Mathematica supports an extremely wide range of mathematical notation, although often it does not assign a pre-defined meaning to it. Thus, for example, you can enter an expression such as xy, but Mathematica will not initially make any assumption about what you mean by .

  • Mathematica knows that is an operator, but it does not initially assign any specific meaning to it.
  • In[1]:= {17 5, 8 3}

    Out[1]=

  • This gives Mathematica a definition for what the operator does.
  • In[2]:= x_ y_ := Mod[x + y, 2]

  • Now Mathematica can evaluate operations.
  • In[3]:= {17 5, 8 3}

    Out[3]=




    A few of the operators whose input is supported by Mathematica.

  • Mathematica assigns built-in meanings to and , but not to or .
  • In[4]:= {3 4, 3 4, 3 4, 3 4}

    Out[4]=

    There are some forms which look like characters on a standard keyboard, but which are interpreted in a different way by Mathematica. Thus, for example, \[Backslash] or \ displays as \ but is not interpreted in the same way as a \ typed directly on the keyboard.
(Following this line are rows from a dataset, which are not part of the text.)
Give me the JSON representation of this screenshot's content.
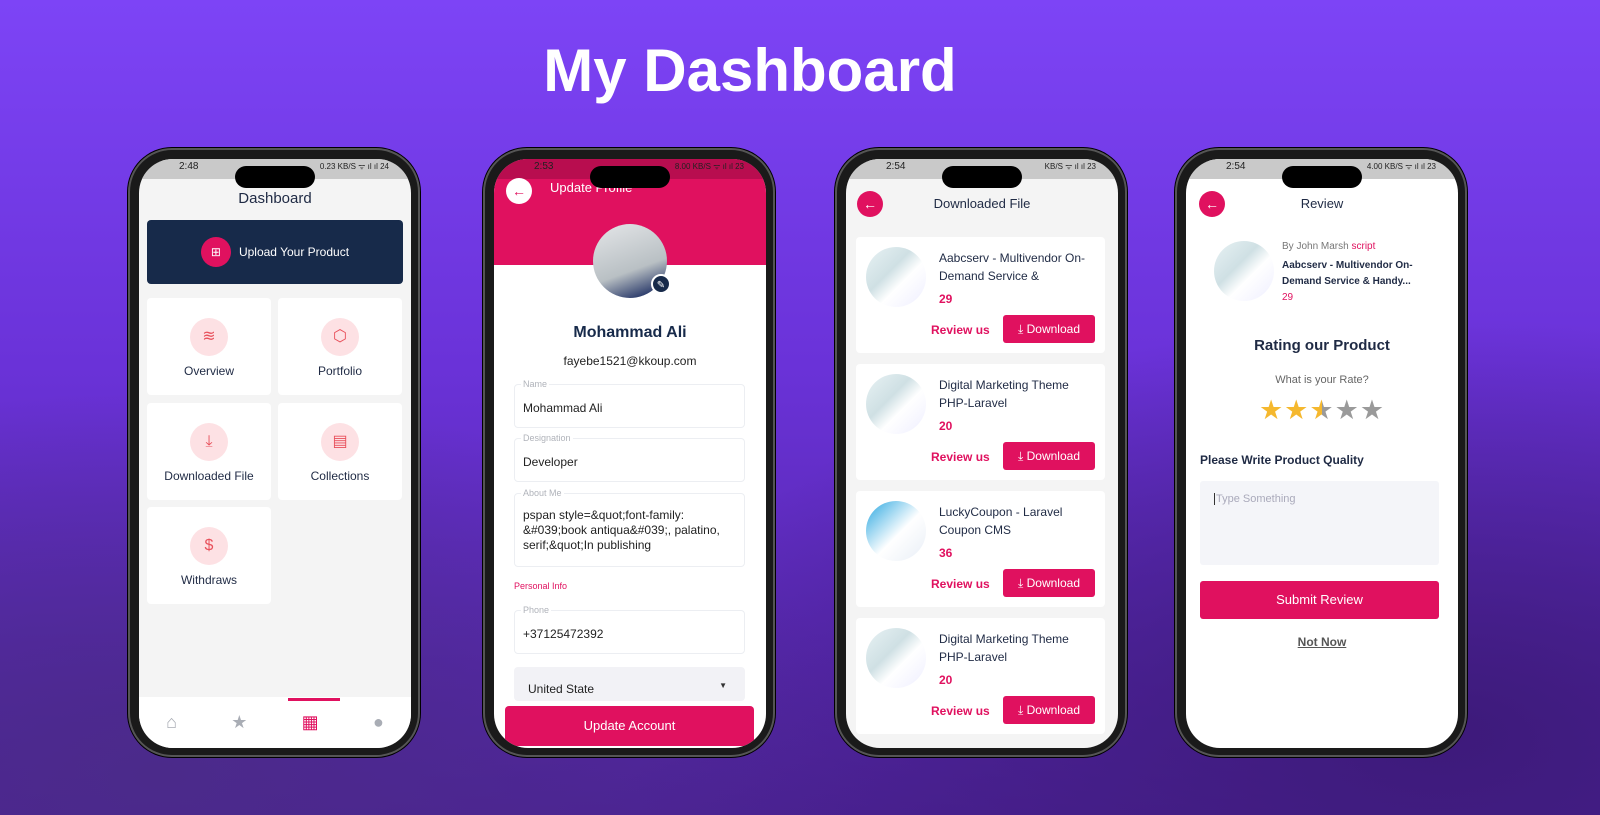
{
  "page_title": "My Dashboard",
  "colors": {
    "accent": "#e0115f",
    "navy": "#172a4a",
    "background": "#7d44f6"
  },
  "phone1": {
    "time": "2:48",
    "status_right": "0.23 KB/S ᯤ ıl ıl 24",
    "title": "Dashboard",
    "upload_label": "Upload Your Product",
    "tiles": [
      {
        "label": "Overview",
        "icon": "layers-icon"
      },
      {
        "label": "Portfolio",
        "icon": "box-icon"
      },
      {
        "label": "Downloaded File",
        "icon": "download-icon"
      },
      {
        "label": "Collections",
        "icon": "folder-icon"
      },
      {
        "label": "Withdraws",
        "icon": "hand-money-icon"
      }
    ],
    "nav": [
      "home-icon",
      "star-icon",
      "dashboard-icon",
      "user-icon"
    ],
    "nav_active": 2
  },
  "phone2": {
    "time": "2:53",
    "status_right": "8.00 KB/S ᯤ ıl ıl 23",
    "title": "Update Profile",
    "name": "Mohammad Ali",
    "email": "fayebe1521@kkoup.com",
    "fields": {
      "name_label": "Name",
      "name_value": "Mohammad Ali",
      "designation_label": "Designation",
      "designation_value": "Developer",
      "about_label": "About Me",
      "about_value": "pspan style=&quot;font-family: &#039;book antiqua&#039;, palatino, serif;&quot;In publishing",
      "section": "Personal Info",
      "phone_label": "Phone",
      "phone_value": "+37125472392",
      "country_value": "United State"
    },
    "button": "Update Account"
  },
  "phone3": {
    "time": "2:54",
    "status_right": "KB/S ᯤ ıl ıl 23",
    "title": "Downloaded File",
    "review_label": "Review us",
    "download_label": "Download",
    "items": [
      {
        "title": "Aabcserv - Multivendor On-Demand Service &",
        "count": "29"
      },
      {
        "title": "Digital Marketing Theme PHP-Laravel",
        "count": "20"
      },
      {
        "title": "LuckyCoupon - Laravel Coupon CMS",
        "count": "36"
      },
      {
        "title": "Digital Marketing Theme PHP-Laravel",
        "count": "20"
      }
    ]
  },
  "phone4": {
    "time": "2:54",
    "status_right": "4.00 KB/S ᯤ ıl ıl 23",
    "title": "Review",
    "by": "By John Marsh",
    "category": "script",
    "product": "Aabcserv - Multivendor On-Demand Service & Handy...",
    "count": "29",
    "rating_title": "Rating our Product",
    "rating_question": "What is your Rate?",
    "rating": 2.5,
    "rating_max": 5,
    "quality_label": "Please Write Product Quality",
    "placeholder": "Type Something",
    "submit": "Submit Review",
    "not_now": "Not Now"
  }
}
  • The \ and characters used here are different from the \ and ^ you would type directly on a keyboard.






  • In[5]:=


    a \ b, a ^ b


    Out[5]=

    Most operators work like and go in between their operands. But some operators can go in other places. Thus, for example, < and > or \[LeftAngleBracket] and \[RightAngleBracket] are effectively operators which go around their operand.

  • The elements of the angle bracket operator go around their operand.
  • In[6]:= \[LeftAngleBracket] 1 + x \[RightAngleBracket]

    Out[6]=




    Some additional letters and letter-like forms.

  • You can use letters and letter-like forms anywhere in symbol names.
  • In[7]:= {, \[Angle]ABC}

    Out[7]=

  • is assumed to be a symbol, and so is just multiplied by a and b.
  • In[8]:= a b

    Out[8]=